Sportsmen for the Boundary Waters is pleased to present "The Backcountry Chef," a monthly blog written by avid outdoorsman and chef Lukas Leaf that details his experiences hunting, fishing, cooking, foraging and exploring in the Boundary Waters Wilderness. 


It was 10 days into spring fishing opener and we had just cast Dad and Andy off, as they were returning home after an ice-filled week in the Boundary Waters with us. I ran from camp, through the smell of cedar and fresh rain, to get to the point overlooking the lake. I wanted to make sure their paddle went as planned. As I reached the rocky shore, I was nearly knocked off of my feet by the power of the wind rolling across the lake. Scanning the lake, it seemed Dad and Andy had handled the paddle like true outdoorsmen. Satisfied, I walked back to camp and continued to help Joe finish packing. We were set to spend five more days camping and fishing for Lake Trout further into the Boundary Waters. Crooked Lake was our destination. 

The wind was howling as Joe and I crashed through the waves making our way across the lake. The lake was in full force, powerful waves splashing water into our faces as we paddled with everything we had. Occasionally, Joe’s paddle caught only air as he swiped into what he thought would be water. We leaned perfectly in and out of the waves, riding them with ease. I was excited to make the paddle with my canoe partner. We battled through, reaching the portage. Just as it seemed that the lake had released us, a wave crashed over the stern, drenching the spot I had just been sitting in.

I hoisted the canoe and it immediately turned into a sail, nearly knocking me over. Thankfully, Joe caught my balance and we were on our way. You could hear the wind coming across the lake as if chasing us. We pushed forward trying to outrun the fury. Halfway through the portage the sky opened up and sun shone down, rewarding us for our efforts. We both let out a sigh of relief and continued on. The rest of the travel to our destination would be much easier. We reached our campsite within an hour and set up camp as if we had done it a million times. That evening we enjoyed a great meal of lake trout and went to sleep with not a care in the world, listening to the song of the wild.

The Boundary Waters is about testing one’s self and enduring, if even for a fraction of the trip, a bit of a survival situation. This primal instinct to survive rarely has a chance to surface in urban society. This is why we venture into the wilderness. The wild and unknown is an endless and vast place of exploration. The Boundary Waters is a beautiful and unforgiving place.
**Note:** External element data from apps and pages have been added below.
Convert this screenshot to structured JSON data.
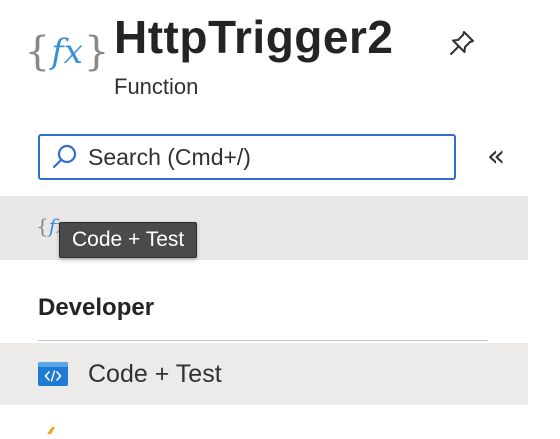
{
  "header": {
    "title": "HttpTrigger2",
    "subtitle": "Function",
    "logo_icon": "function-fx-icon",
    "pin_icon": "pin-icon"
  },
  "search": {
    "placeholder": "Search (Cmd+/)",
    "icon": "search-icon"
  },
  "collapse_label": "«",
  "tooltip": {
    "text": "Code + Test"
  },
  "sections": [
    {
      "header": "Developer",
      "items": [
        {
          "label": "Code + Test",
          "icon": "code-icon"
        }
      ]
    }
  ],
  "colors": {
    "accent": "#2f6fcb",
    "fx_blue": "#3b8fd9",
    "fx_gray": "#8a8886",
    "code_icon_blue": "#1f7ad4",
    "hover_bg": "#e9e8e7",
    "tooltip_bg": "#4a4a4a",
    "peek_orange": "#f7a21b"
  }
}
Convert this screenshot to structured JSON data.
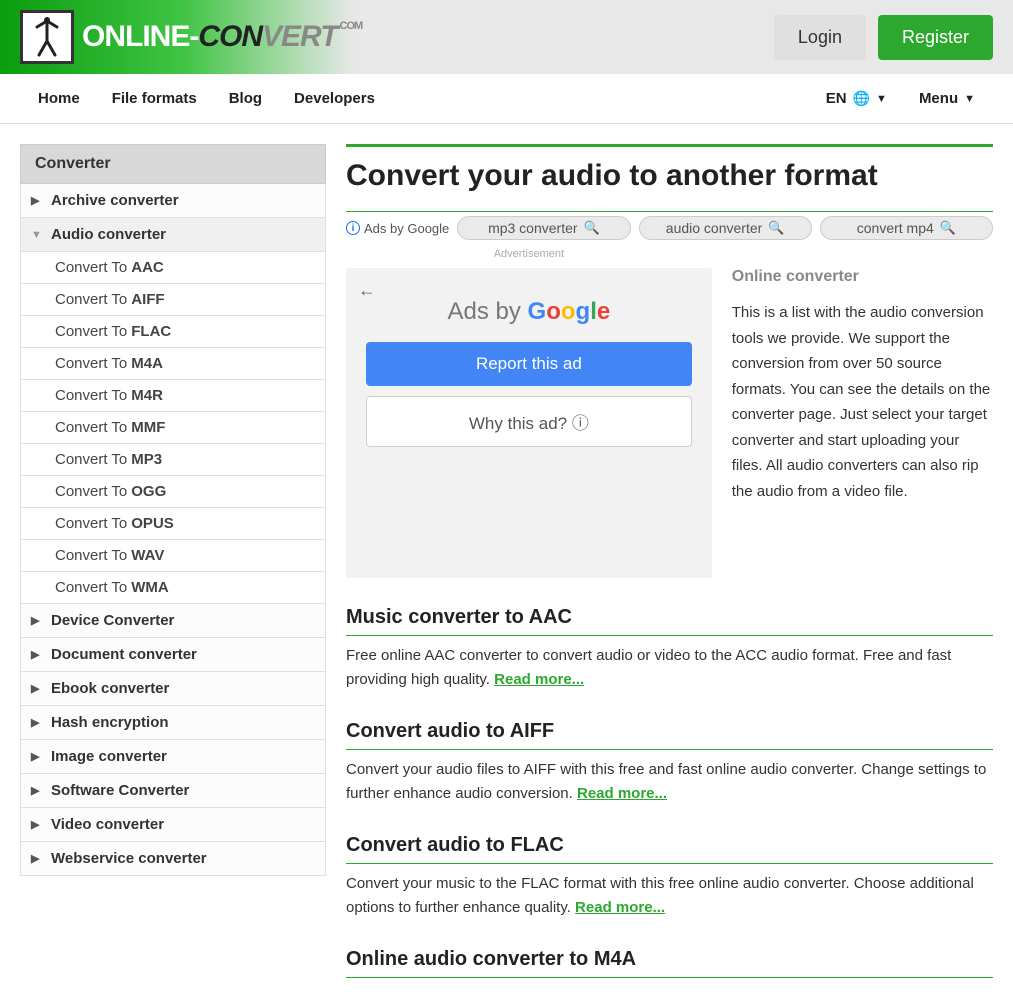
{
  "header": {
    "logo_white": "ONLINE-",
    "logo_black": "CON",
    "logo_light": "VERT",
    "logo_ext": ".COM",
    "login": "Login",
    "register": "Register"
  },
  "nav": {
    "home": "Home",
    "file_formats": "File formats",
    "blog": "Blog",
    "developers": "Developers",
    "lang": "EN",
    "menu": "Menu"
  },
  "sidebar": {
    "title": "Converter",
    "categories": [
      {
        "label": "Archive converter",
        "expanded": false
      },
      {
        "label": "Audio converter",
        "expanded": true
      },
      {
        "label": "Device Converter",
        "expanded": false
      },
      {
        "label": "Document converter",
        "expanded": false
      },
      {
        "label": "Ebook converter",
        "expanded": false
      },
      {
        "label": "Hash encryption",
        "expanded": false
      },
      {
        "label": "Image converter",
        "expanded": false
      },
      {
        "label": "Software Converter",
        "expanded": false
      },
      {
        "label": "Video converter",
        "expanded": false
      },
      {
        "label": "Webservice converter",
        "expanded": false
      }
    ],
    "audio_subs": [
      {
        "pre": "Convert To ",
        "fmt": "AAC"
      },
      {
        "pre": "Convert To ",
        "fmt": "AIFF"
      },
      {
        "pre": "Convert To ",
        "fmt": "FLAC"
      },
      {
        "pre": "Convert To ",
        "fmt": "M4A"
      },
      {
        "pre": "Convert To ",
        "fmt": "M4R"
      },
      {
        "pre": "Convert To ",
        "fmt": "MMF"
      },
      {
        "pre": "Convert To ",
        "fmt": "MP3"
      },
      {
        "pre": "Convert To ",
        "fmt": "OGG"
      },
      {
        "pre": "Convert To ",
        "fmt": "OPUS"
      },
      {
        "pre": "Convert To ",
        "fmt": "WAV"
      },
      {
        "pre": "Convert To ",
        "fmt": "WMA"
      }
    ]
  },
  "page": {
    "title": "Convert your audio to another format",
    "ads_label": "Ads by Google",
    "ad_chips": [
      "mp3 converter",
      "audio converter",
      "convert mp4"
    ],
    "advert_caption": "Advertisement",
    "ad_box_title_pre": "Ads by ",
    "ad_report": "Report this ad",
    "ad_why": "Why this ad? ⓘ",
    "desc_title": "Online converter",
    "desc_text": "This is a list with the audio conversion tools we provide. We support the conversion from over 50 source formats. You can see the details on the converter page. Just select your target converter and start uploading your files. All audio converters can also rip the audio from a video file.",
    "sections": [
      {
        "title": "Music converter to AAC",
        "desc": "Free online AAC converter to convert audio or video to the ACC audio format. Free and fast providing high quality. ",
        "more": "Read more..."
      },
      {
        "title": "Convert audio to AIFF",
        "desc": "Convert your audio files to AIFF with this free and fast online audio converter. Change settings to further enhance audio conversion. ",
        "more": "Read more..."
      },
      {
        "title": "Convert audio to FLAC",
        "desc": "Convert your music to the FLAC format with this free online audio converter. Choose additional options to further enhance quality. ",
        "more": "Read more..."
      },
      {
        "title": "Online audio converter to M4A",
        "desc": "",
        "more": ""
      }
    ]
  }
}
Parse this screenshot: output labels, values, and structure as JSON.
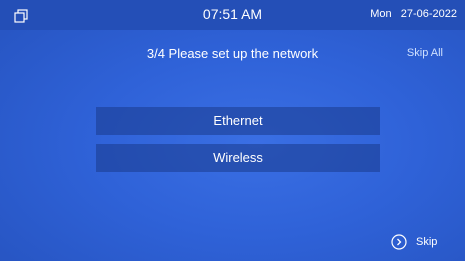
{
  "status_bar": {
    "window_icon": "restore-window-icon",
    "time": "07:51 AM",
    "day": "Mon",
    "date": "27-06-2022"
  },
  "setup": {
    "title": "3/4 Please set up the network",
    "skip_all_label": "Skip All",
    "options": [
      {
        "label": "Ethernet"
      },
      {
        "label": "Wireless"
      }
    ],
    "skip_label": "Skip",
    "skip_icon": "chevron-right-circle-icon"
  },
  "colors": {
    "background": "#2f62d8",
    "status_bar": "#244fb7",
    "option_background": "#1a3a8c",
    "text": "#ffffff"
  }
}
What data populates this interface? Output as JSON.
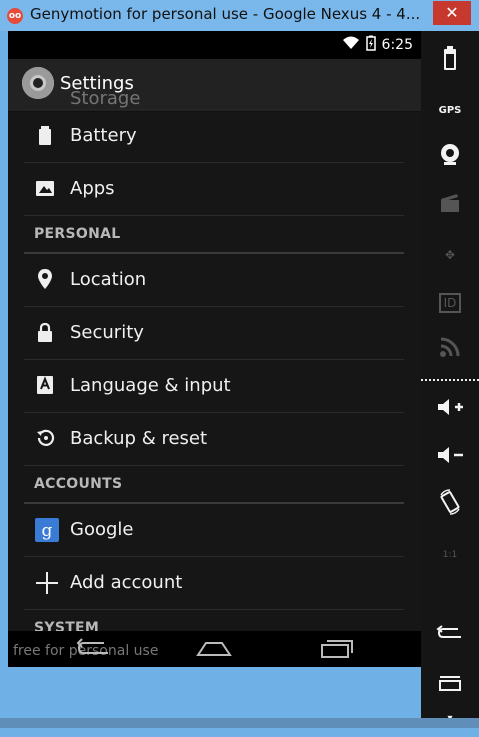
{
  "window": {
    "title": "Genymotion for personal use - Google Nexus 4 - 4...",
    "close_glyph": "✕"
  },
  "statusbar": {
    "time": "6:25",
    "icons": [
      "wifi-icon",
      "battery-icon"
    ]
  },
  "actionbar": {
    "title": "Settings",
    "icon": "gear-icon"
  },
  "list": {
    "partial_item": "Storage",
    "items_top": [
      {
        "label": "Battery",
        "icon": "battery-icon"
      },
      {
        "label": "Apps",
        "icon": "apps-icon"
      }
    ],
    "personal_header": "PERSONAL",
    "personal": [
      {
        "label": "Location",
        "icon": "location-icon"
      },
      {
        "label": "Security",
        "icon": "lock-icon"
      },
      {
        "label": "Language & input",
        "icon": "keyboard-icon"
      },
      {
        "label": "Backup & reset",
        "icon": "backup-icon"
      }
    ],
    "accounts_header": "ACCOUNTS",
    "accounts": [
      {
        "label": "Google",
        "icon": "google-icon"
      },
      {
        "label": "Add account",
        "icon": "plus-icon"
      }
    ],
    "system_header": "SYSTEM"
  },
  "navbar": {
    "watermark": "free for personal use"
  },
  "sidebar": {
    "buttons": [
      "battery-icon",
      "gps-icon",
      "camera-icon",
      "clapper-icon",
      "dpad-icon",
      "id-icon",
      "rss-icon",
      "volume-up-icon",
      "volume-down-icon",
      "rotate-icon",
      "scale-icon",
      "back-icon",
      "menu-icon"
    ],
    "gps_label": "GPS",
    "id_label": "ID",
    "scale_label": "1:1"
  }
}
So please, take care, and get out there and explore.  


Lukas Leaf is a passionate chef and outdoorsman. He spends his free time fishing, foraging, hunting, camping and cooking his way through the great Minnesota outdoors with friends and family.